Comparing China and India: A Look at Premier Li Keqiang’s Government Work Report
In his commencement address to the first session of China’s 13th National People’s Congress on March 5, Premier Li Keqiang presented the government work report outlining China’s achievements during the last five years as well as future policies and action plans.
Meanwhile in India, estimates that the last quarter growth rate hit 7.2 percent compared to 6.5 percent in China prompted widespread media elation in the country. Li’s government work report showed that China achieved an impressive average annual growth rate of 7.1 in the past five years. It should also be noted that the focus of China’s development has been on both growth and equity, yet the country’s annual growth of 6.9 percent in 2017 still surpassed the set target of 6.5 percent. But still it seemed like business as usual considering China’s recent history.
Indian scholars find it hard to escape comparing India to China considering the two countries’ similar background, size and aspirations. China is undergoing economic and demographic changes, so maintaining such high growth rates will be especially challenging given China’s strong focus on achieving sharp reductions in energy and water consumption per unit of GDP. But as the government work report shows, China’s energy consumption per unit of GDP has already fallen by more than 20 percent over the past five years, resulting in a major and consistent decline in pollution. The total number of heavy air pollution days in key cities has been cut in half over the last five years. This development should be worrisome for New Delhi considering that today 13 of the world’s 20 most polluted cities are found in India.
Another figure in the government work report that can not escape comparison with India is that over the last five years more than 68 million Chinese people have been lifted out of poverty. Various Indian estimates count over 300 million Indians still living below the poverty line, which is about three times China’s number.
Furthermore, China already has much larger middle class which made over 130 million tourist departures abroad last year. Since 2014, Chinese nationals have been the largest demographic of foreign travelers as well as the single largest source of earnings for the world tourism industry. Indian tourism saw 10 million foreign visits last year.

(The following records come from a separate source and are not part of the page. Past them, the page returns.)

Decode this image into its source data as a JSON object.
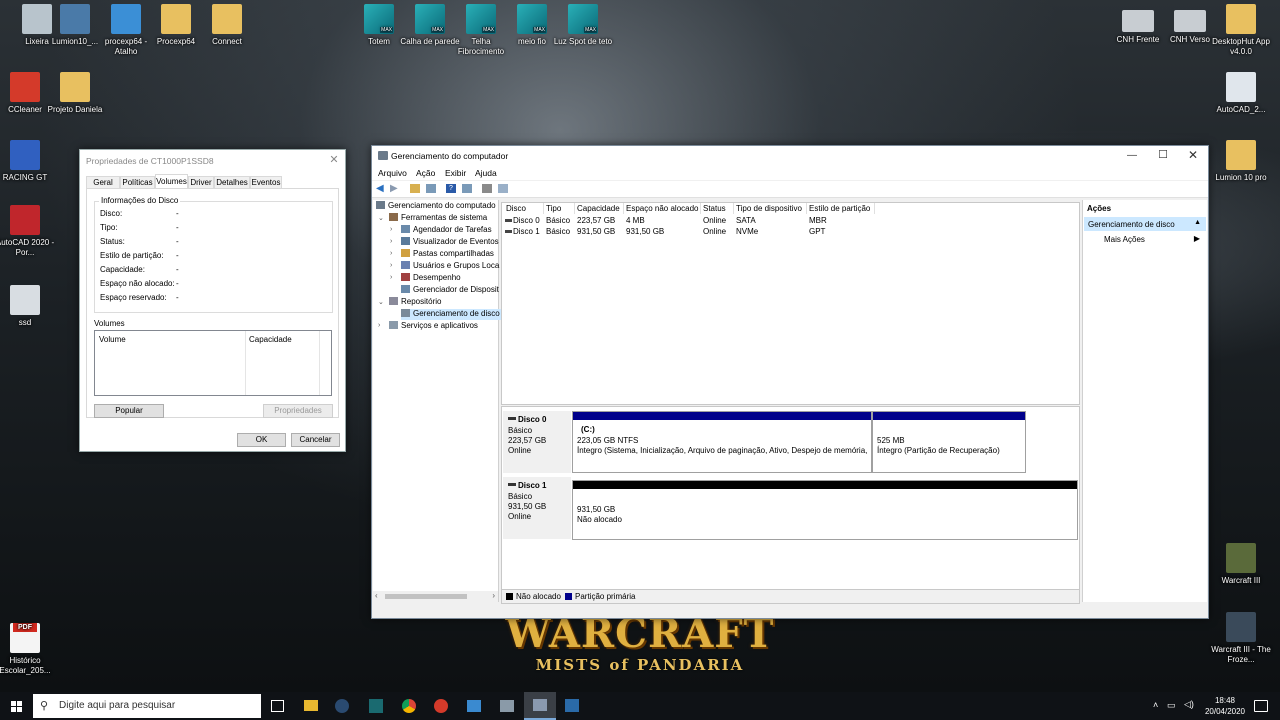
{
  "desktop": {
    "icons_left": [
      {
        "label": "Lixeira",
        "color": "#b8c4cc"
      },
      {
        "label": "Lumion10_...",
        "color": "#4a7aa8"
      },
      {
        "label": "procexp64 - Atalho",
        "color": "#3b8fd6"
      },
      {
        "label": "Procexp64",
        "color": "#e8c060"
      },
      {
        "label": "Connect",
        "color": "#e8c060"
      },
      {
        "label": "CCleaner",
        "color": "#d43a2a"
      },
      {
        "label": "Projeto Daniela",
        "color": "#e8c060"
      },
      {
        "label": "RACING GT",
        "color": "#3060c0"
      },
      {
        "label": "AutoCAD 2020 - Por...",
        "color": "#c0262c"
      },
      {
        "label": "ssd",
        "color": "#d8dde2"
      },
      {
        "label": "Histórico Escolar_205...",
        "color": "#d8dde2"
      }
    ],
    "icons_max": [
      {
        "label": "Totem"
      },
      {
        "label": "Calha de parede"
      },
      {
        "label": "Telha Fibrocimento"
      },
      {
        "label": "meio fio"
      },
      {
        "label": "Luz Spot de teto"
      }
    ],
    "max_badge": "MAX",
    "icons_right": [
      {
        "label": "CNH Frente",
        "color": "#c8cdd2"
      },
      {
        "label": "CNH Verso",
        "color": "#c8cdd2"
      },
      {
        "label": "DesktopHut App v4.0.0",
        "color": "#e8c060"
      },
      {
        "label": "AutoCAD_2...",
        "color": "#e0e6ec"
      },
      {
        "label": "Lumion 10 pro",
        "color": "#e8c060"
      },
      {
        "label": "Warcraft III",
        "color": "#5a6a3a"
      },
      {
        "label": "Warcraft III - The Froze...",
        "color": "#3a4a5a"
      }
    ],
    "pdf_badge": "PDF",
    "wallpaper_title": "WARCRAFT",
    "wallpaper_subtitle": "MISTS of PANDARIA"
  },
  "props": {
    "title": "Propriedades de CT1000P1SSD8",
    "tabs": [
      "Geral",
      "Políticas",
      "Volumes",
      "Driver",
      "Detalhes",
      "Eventos"
    ],
    "active_tab": 2,
    "group_title": "Informações do Disco",
    "rows": [
      {
        "label": "Disco:",
        "value": "-"
      },
      {
        "label": "Tipo:",
        "value": "-"
      },
      {
        "label": "Status:",
        "value": "-"
      },
      {
        "label": "Estilo de partição:",
        "value": "-"
      },
      {
        "label": "Capacidade:",
        "value": "-"
      },
      {
        "label": "Espaço não alocado:",
        "value": "-"
      },
      {
        "label": "Espaço reservado:",
        "value": "-"
      }
    ],
    "volumes_label": "Volumes",
    "vol_col1": "Volume",
    "vol_col2": "Capacidade",
    "populate": "Popular",
    "properties": "Propriedades",
    "ok": "OK",
    "cancel": "Cancelar"
  },
  "cm": {
    "title": "Gerenciamento do computador",
    "menu": [
      "Arquivo",
      "Ação",
      "Exibir",
      "Ajuda"
    ],
    "tree": [
      {
        "label": "Gerenciamento do computado",
        "level": 0,
        "exp": "",
        "color": "#6a7a8a"
      },
      {
        "label": "Ferramentas de sistema",
        "level": 1,
        "exp": "v",
        "color": "#8a6a4a"
      },
      {
        "label": "Agendador de Tarefas",
        "level": 2,
        "exp": ">",
        "color": "#6a8aaa"
      },
      {
        "label": "Visualizador de Eventos",
        "level": 2,
        "exp": ">",
        "color": "#5a7a9a"
      },
      {
        "label": "Pastas compartilhadas",
        "level": 2,
        "exp": ">",
        "color": "#d0a040"
      },
      {
        "label": "Usuários e Grupos Loca",
        "level": 2,
        "exp": ">",
        "color": "#6a80b0"
      },
      {
        "label": "Desempenho",
        "level": 2,
        "exp": ">",
        "color": "#a04040"
      },
      {
        "label": "Gerenciador de Disposit",
        "level": 2,
        "exp": "",
        "color": "#6a8aaa"
      },
      {
        "label": "Repositório",
        "level": 1,
        "exp": "v",
        "color": "#8a8a9a"
      },
      {
        "label": "Gerenciamento de disco",
        "level": 2,
        "exp": "",
        "color": "#7a8a9a",
        "selected": true
      },
      {
        "label": "Serviços e aplicativos",
        "level": 1,
        "exp": ">",
        "color": "#8a9aaa"
      }
    ],
    "columns": [
      "Disco",
      "Tipo",
      "Capacidade",
      "Espaço não alocado",
      "Status",
      "Tipo de dispositivo",
      "Estilo de partição"
    ],
    "rows": [
      [
        "Disco 0",
        "Básico",
        "223,57 GB",
        "4 MB",
        "Online",
        "SATA",
        "MBR"
      ],
      [
        "Disco 1",
        "Básico",
        "931,50 GB",
        "931,50 GB",
        "Online",
        "NVMe",
        "GPT"
      ]
    ],
    "disk0": {
      "name": "Disco 0",
      "type": "Básico",
      "size": "223,57 GB",
      "status": "Online",
      "p1_name": "(C:)",
      "p1_size": "223,05 GB NTFS",
      "p1_status": "Íntegro (Sistema, Inicialização, Arquivo de paginação, Ativo, Despejo de memória,",
      "p2_size": "525 MB",
      "p2_status": "Íntegro (Partição de Recuperação)"
    },
    "disk1": {
      "name": "Disco 1",
      "type": "Básico",
      "size": "931,50 GB",
      "status": "Online",
      "p1_size": "931,50 GB",
      "p1_status": "Não alocado"
    },
    "legend_unalloc": "Não alocado",
    "legend_primary": "Partição primária",
    "actions_title": "Ações",
    "actions_section": "Gerenciamento de disco",
    "actions_more": "Mais Ações",
    "colors": {
      "primary": "#00008b",
      "unalloc": "#000000",
      "select": "#cce8ff"
    }
  },
  "taskbar": {
    "search_placeholder": "Digite aqui para pesquisar",
    "time": "18:48",
    "date": "20/04/2020"
  }
}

After China became famous for its role as the factory of the world, India’s “Make in India” campaign has aspired to replicate that magical model. But a true replication would require enormous state funding to support innovation and entrepreneurship. Li’s government work report underlines China’s commitment to strictly controlling its fiscal deficit, which remains a serious challenge for New Delhi. This year, China’s deficit as a percentage of GDP will drop to 2.6 percent compared to India’s 3.9 percent. Similarly, China’s total emissions may measure nearly five times that of India, but China has emerged as a world leader in rectifying its production and consumption processes to address climate change. Presenting a steadfast commitment to leading the charge on climate change mitigation initiatives, Li announced plans to drastically cut production of coal and steel.
U.S. President Donald Trump’s recent announcement about imposing tariffs and non-tariff barriers on U.S. imports of steel will have little effect on China considering its minuscule volume exported to the U.S. compared to exports to Canada and South Korea. Canada has already been exempted and any action against South Korea would damage its alliance.
In his government work report, Premier Li Keqiang also mentioned the completion of the Hong Kong-Zhuhai-Macao Bridge, which is a matter of pride and one more historic feat for China’s leadership. As part of the subsequent integration process, Li outlined development plans for the Guangdong-Hong Kong-Macao Greater Bay Area project.
Also of interest in India was the February 25 announcement of the Communist Party of China (CPC) Central Committee’s proposals on a series of amendments to China’s 1982 Constitution, such as removing term limits for president and vice presidents, which is expected to inject endurance in the Belt and Road Initiative and influence New Delhi. Given the strong endorsement of Xi Jinping’s leadership by the 19th CPC National Congress last October, the coming years will bring more of the same policies. This clearly sends signals to all stakeholders in China’s development.
The author is a professor at the School of International Studies at Jawaharlal Nehru University in New Delhi and a visiting professor at the Research Institute for Indian Ocean Economies in Kunming.